## Task goal
Scan the entries below for the word "main", then copy each line that holds it.

## Given data
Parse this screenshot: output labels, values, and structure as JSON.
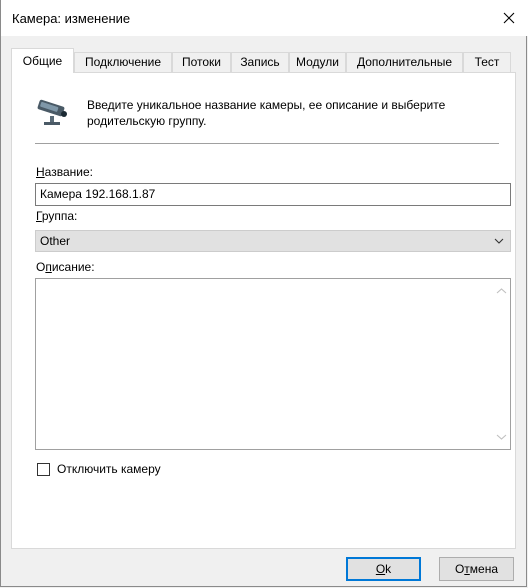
{
  "window": {
    "title": "Камера: изменение"
  },
  "tabs": [
    {
      "label": "Общие",
      "active": true
    },
    {
      "label": "Подключение",
      "active": false
    },
    {
      "label": "Потоки",
      "active": false
    },
    {
      "label": "Запись",
      "active": false
    },
    {
      "label": "Модули",
      "active": false
    },
    {
      "label": "Дополнительные",
      "active": false
    },
    {
      "label": "Тест",
      "active": false
    }
  ],
  "general": {
    "info_icon": "security-camera-icon",
    "info_text": "Введите уникальное название камеры, ее описание и выберите родительскую группу.",
    "name_label": "Название:",
    "name_value": "Камера 192.168.1.87",
    "group_label": "Группа:",
    "group_value": "Other",
    "description_label": "Описание:",
    "description_value": "",
    "disable_label": "Отключить камеру",
    "disable_checked": false
  },
  "buttons": {
    "ok": "Ok",
    "cancel": "Отмена"
  },
  "colors": {
    "accent": "#0078d7"
  }
}
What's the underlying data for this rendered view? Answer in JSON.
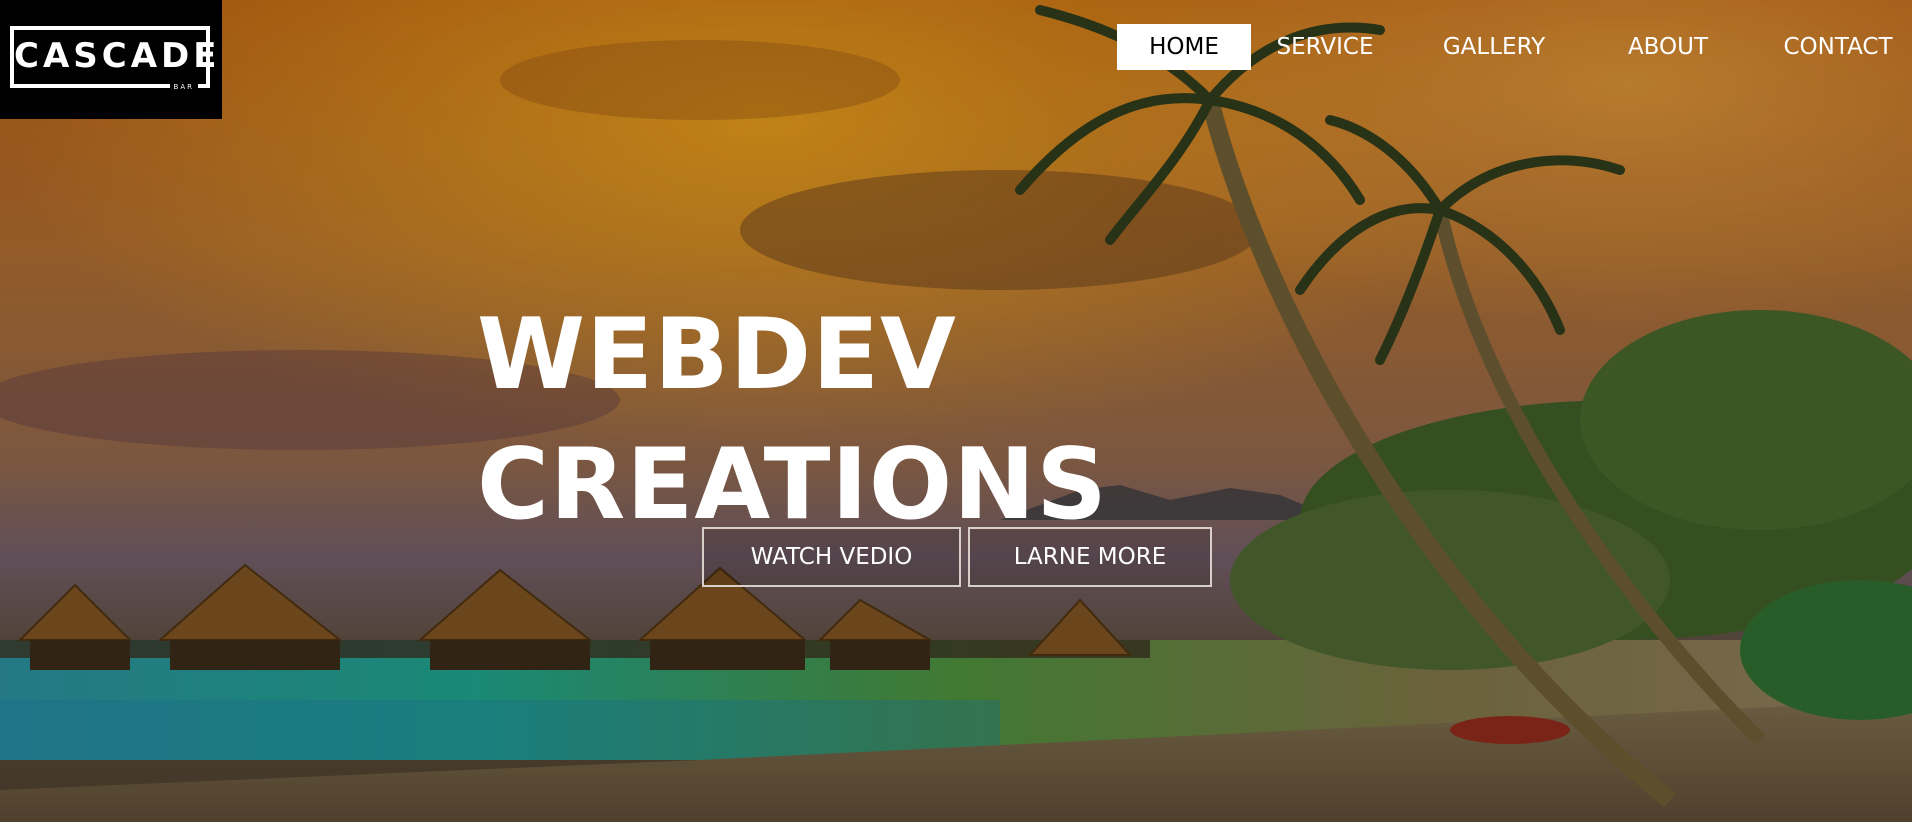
{
  "brand": {
    "name": "CASCADE",
    "subtitle": "BAR"
  },
  "nav": {
    "items": [
      {
        "label": "HOME",
        "active": true
      },
      {
        "label": "SERVICE",
        "active": false
      },
      {
        "label": "GALLERY",
        "active": false
      },
      {
        "label": "ABOUT",
        "active": false
      },
      {
        "label": "CONTACT",
        "active": false
      }
    ]
  },
  "hero": {
    "title_line1": "WEBDEV",
    "title_line2": "CREATIONS",
    "buttons": {
      "watch": "WATCH VEDIO",
      "learn": "LARNE MORE"
    }
  },
  "colors": {
    "sky_top": "#b8621a",
    "sky_mid": "#a86b3c",
    "water": "#2a9a8a",
    "sand": "#8a7a5a",
    "foliage": "#4a6a2a"
  }
}
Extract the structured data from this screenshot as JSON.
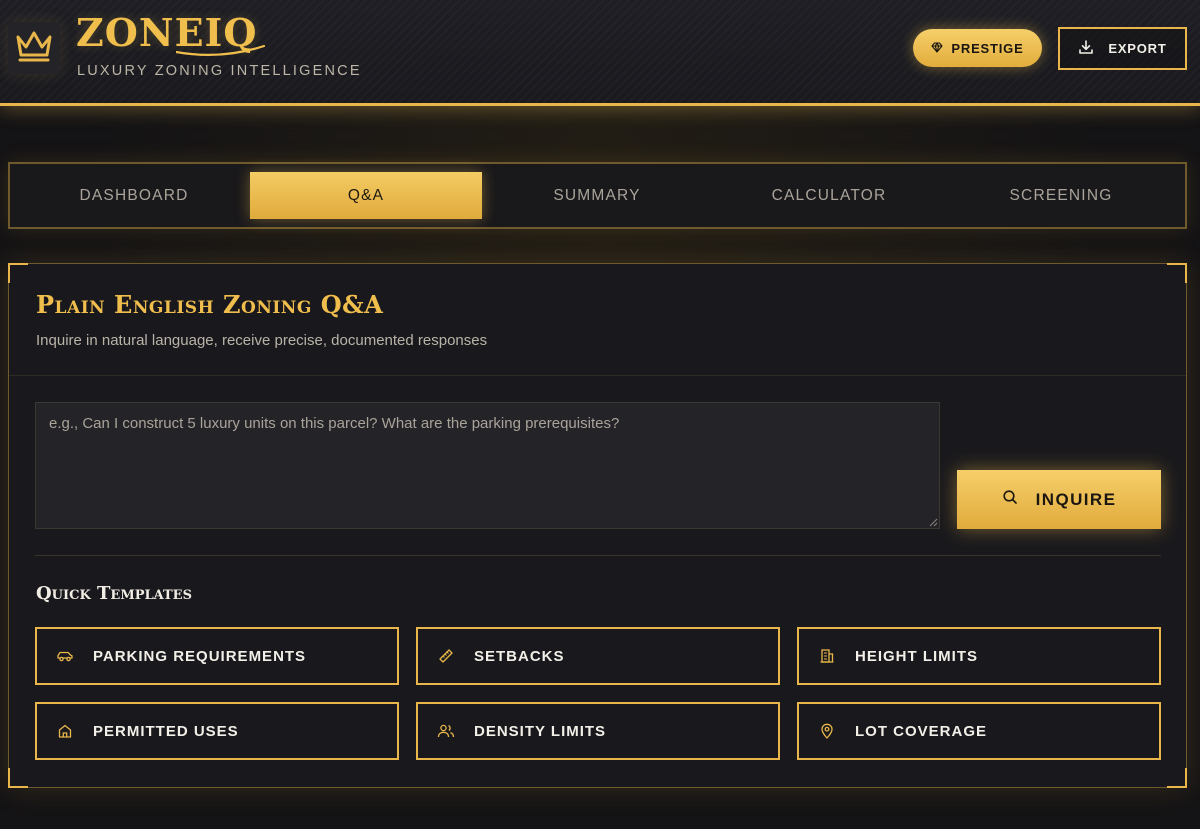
{
  "header": {
    "brand": "ZONEIQ",
    "tagline": "LUXURY ZONING INTELLIGENCE",
    "prestige_label": "PRESTIGE",
    "export_label": "EXPORT",
    "logo_icon": "crown-icon"
  },
  "tabs": [
    {
      "label": "DASHBOARD",
      "active": false
    },
    {
      "label": "Q&A",
      "active": true
    },
    {
      "label": "SUMMARY",
      "active": false
    },
    {
      "label": "CALCULATOR",
      "active": false
    },
    {
      "label": "SCREENING",
      "active": false
    }
  ],
  "panel": {
    "title": "Plain English Zoning Q&A",
    "subtitle": "Inquire in natural language, receive precise, documented responses",
    "query_placeholder": "e.g., Can I construct 5 luxury units on this parcel? What are the parking prerequisites?",
    "query_value": "",
    "inquire_label": "INQUIRE",
    "templates_title": "Quick Templates",
    "templates": [
      {
        "label": "PARKING REQUIREMENTS",
        "icon": "car-icon"
      },
      {
        "label": "SETBACKS",
        "icon": "ruler-icon"
      },
      {
        "label": "HEIGHT LIMITS",
        "icon": "building-icon"
      },
      {
        "label": "PERMITTED USES",
        "icon": "home-icon"
      },
      {
        "label": "DENSITY LIMITS",
        "icon": "users-icon"
      },
      {
        "label": "LOT COVERAGE",
        "icon": "map-pin-icon"
      }
    ]
  },
  "colors": {
    "accent_gold": "#e8b64a",
    "background": "#141315",
    "panel": "#19181c"
  }
}
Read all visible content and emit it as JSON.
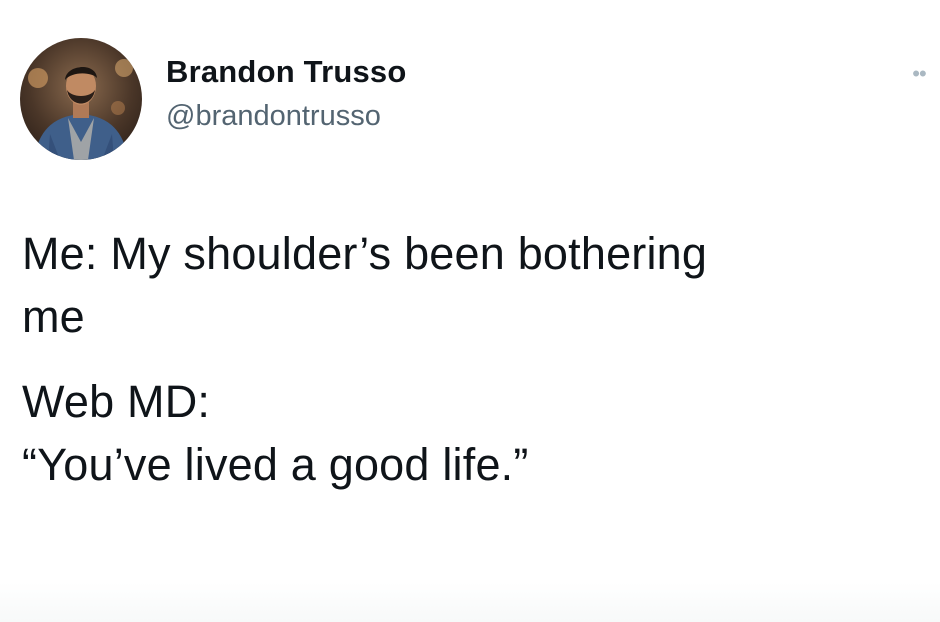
{
  "tweet": {
    "author": {
      "display_name": "Brandon Trusso",
      "handle": "@brandontrusso",
      "avatar_icon": "profile-photo"
    },
    "more_icon": "more-options-icon",
    "text": {
      "paragraph_1": {
        "line_1": "Me: My shoulder’s been bothering",
        "line_2": "me"
      },
      "paragraph_2": {
        "line_1": "Web MD:",
        "line_2": "“You’ve lived a good life.”"
      }
    }
  }
}
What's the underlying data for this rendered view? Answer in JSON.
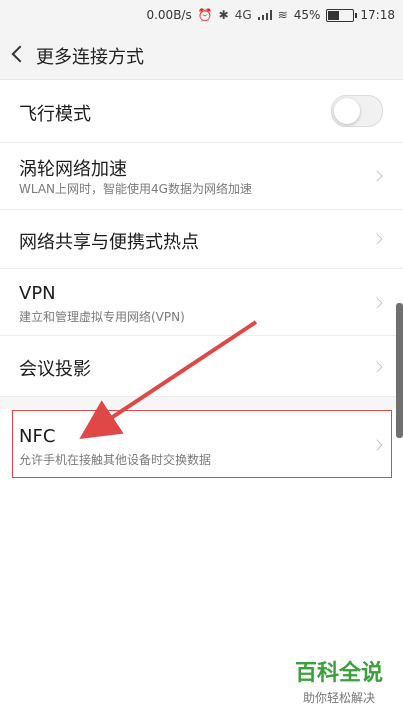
{
  "statusbar": {
    "speed": "0.00B/s",
    "network_label": "4G",
    "battery_percent": "45%",
    "battery_level": 0.45,
    "time": "17:18",
    "icons": [
      "alarm-icon",
      "bluetooth-icon",
      "signal-icon",
      "wifi-icon",
      "battery-icon"
    ]
  },
  "header": {
    "title": "更多连接方式"
  },
  "items": [
    {
      "main": "飞行模式",
      "toggle_on": false
    },
    {
      "main": "涡轮网络加速",
      "sub": "WLAN上网时，智能使用4G数据为网络加速"
    },
    {
      "main": "网络共享与便携式热点"
    },
    {
      "main": "VPN",
      "sub": "建立和管理虚拟专用网络(VPN)"
    },
    {
      "main": "会议投影"
    },
    {
      "main": "NFC",
      "sub": "允许手机在接触其他设备时交换数据"
    }
  ],
  "annotation": {
    "highlight_color": "#e04848"
  },
  "watermark": {
    "big": "百科全说",
    "small": "助你轻松解决"
  }
}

## Output for this task
      "main": "飞行模式",
      "main": "涡轮网络加速",
      "main": "网络共享与便携式热点"
      "main": "VPN",
      "main": "会议投影"
      "main": "NFC",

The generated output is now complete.